• SUPPLIED INFORMATION:
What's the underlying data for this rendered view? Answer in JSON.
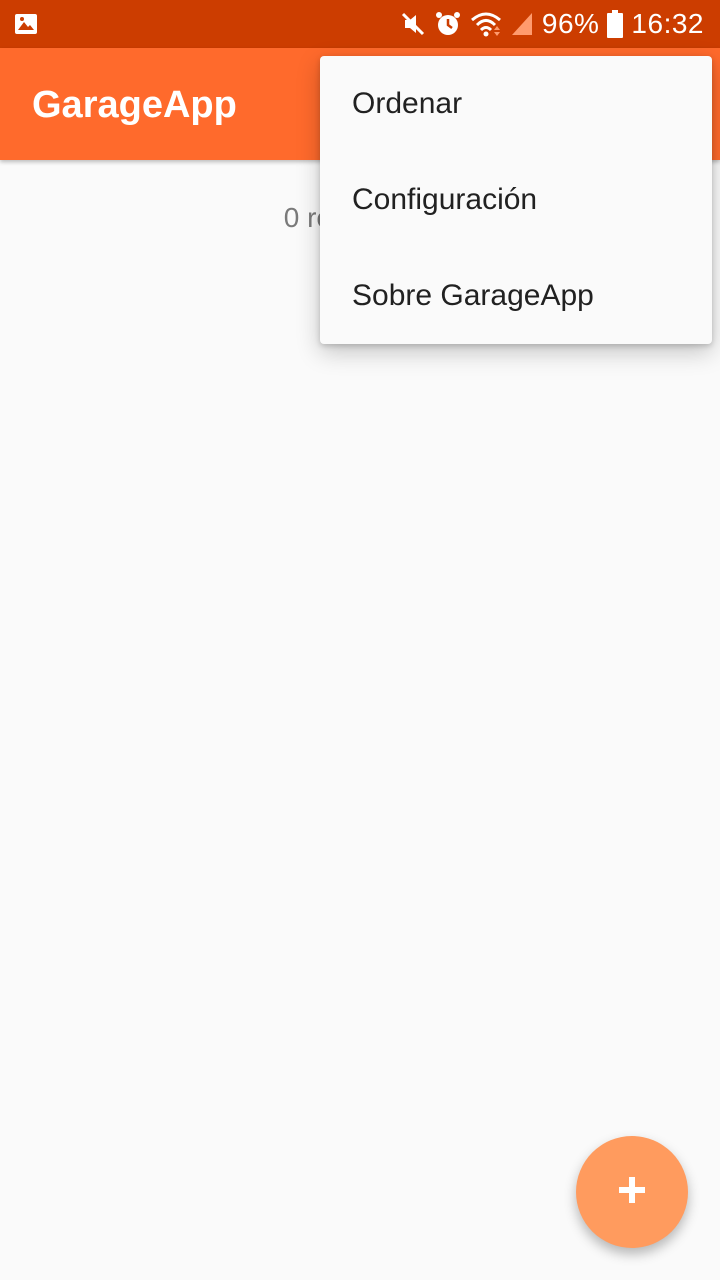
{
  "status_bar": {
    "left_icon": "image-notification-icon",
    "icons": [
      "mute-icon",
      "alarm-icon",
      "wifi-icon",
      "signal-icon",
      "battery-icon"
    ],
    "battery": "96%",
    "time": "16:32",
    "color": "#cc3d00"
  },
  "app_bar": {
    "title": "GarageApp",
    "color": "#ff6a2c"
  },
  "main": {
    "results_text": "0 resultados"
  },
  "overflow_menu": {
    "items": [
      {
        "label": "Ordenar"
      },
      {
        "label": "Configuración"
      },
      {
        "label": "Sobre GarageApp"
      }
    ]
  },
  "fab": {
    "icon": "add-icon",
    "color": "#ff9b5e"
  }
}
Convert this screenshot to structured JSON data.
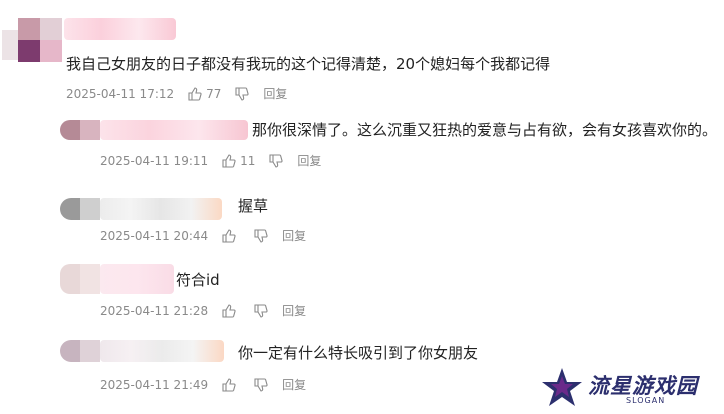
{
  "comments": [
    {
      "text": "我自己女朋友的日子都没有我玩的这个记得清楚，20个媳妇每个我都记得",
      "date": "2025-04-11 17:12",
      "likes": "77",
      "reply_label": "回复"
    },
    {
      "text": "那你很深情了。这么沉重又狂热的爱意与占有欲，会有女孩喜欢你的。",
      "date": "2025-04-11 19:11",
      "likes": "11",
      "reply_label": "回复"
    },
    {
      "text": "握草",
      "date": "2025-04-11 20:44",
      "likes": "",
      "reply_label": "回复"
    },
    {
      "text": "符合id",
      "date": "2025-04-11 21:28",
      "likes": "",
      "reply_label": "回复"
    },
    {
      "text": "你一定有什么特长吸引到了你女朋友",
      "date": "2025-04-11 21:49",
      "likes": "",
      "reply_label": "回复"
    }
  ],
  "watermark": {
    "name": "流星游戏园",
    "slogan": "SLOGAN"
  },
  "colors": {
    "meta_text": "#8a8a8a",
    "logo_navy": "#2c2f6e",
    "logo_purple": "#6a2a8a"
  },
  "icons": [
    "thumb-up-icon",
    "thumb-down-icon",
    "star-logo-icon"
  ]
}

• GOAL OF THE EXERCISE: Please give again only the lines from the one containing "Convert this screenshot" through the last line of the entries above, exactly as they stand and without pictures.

• ANSWER AREA:
Convert this screenshot to structured JSON data.
{
  "comments": [
    {
      "text": "我自己女朋友的日子都没有我玩的这个记得清楚，20个媳妇每个我都记得",
      "date": "2025-04-11 17:12",
      "likes": "77",
      "reply_label": "回复"
    },
    {
      "text": "那你很深情了。这么沉重又狂热的爱意与占有欲，会有女孩喜欢你的。",
      "date": "2025-04-11 19:11",
      "likes": "11",
      "reply_label": "回复"
    },
    {
      "text": "握草",
      "date": "2025-04-11 20:44",
      "likes": "",
      "reply_label": "回复"
    },
    {
      "text": "符合id",
      "date": "2025-04-11 21:28",
      "likes": "",
      "reply_label": "回复"
    },
    {
      "text": "你一定有什么特长吸引到了你女朋友",
      "date": "2025-04-11 21:49",
      "likes": "",
      "reply_label": "回复"
    }
  ],
  "watermark": {
    "name": "流星游戏园",
    "slogan": "SLOGAN"
  },
  "colors": {
    "meta_text": "#8a8a8a",
    "logo_navy": "#2c2f6e",
    "logo_purple": "#6a2a8a"
  },
  "icons": [
    "thumb-up-icon",
    "thumb-down-icon",
    "star-logo-icon"
  ]
}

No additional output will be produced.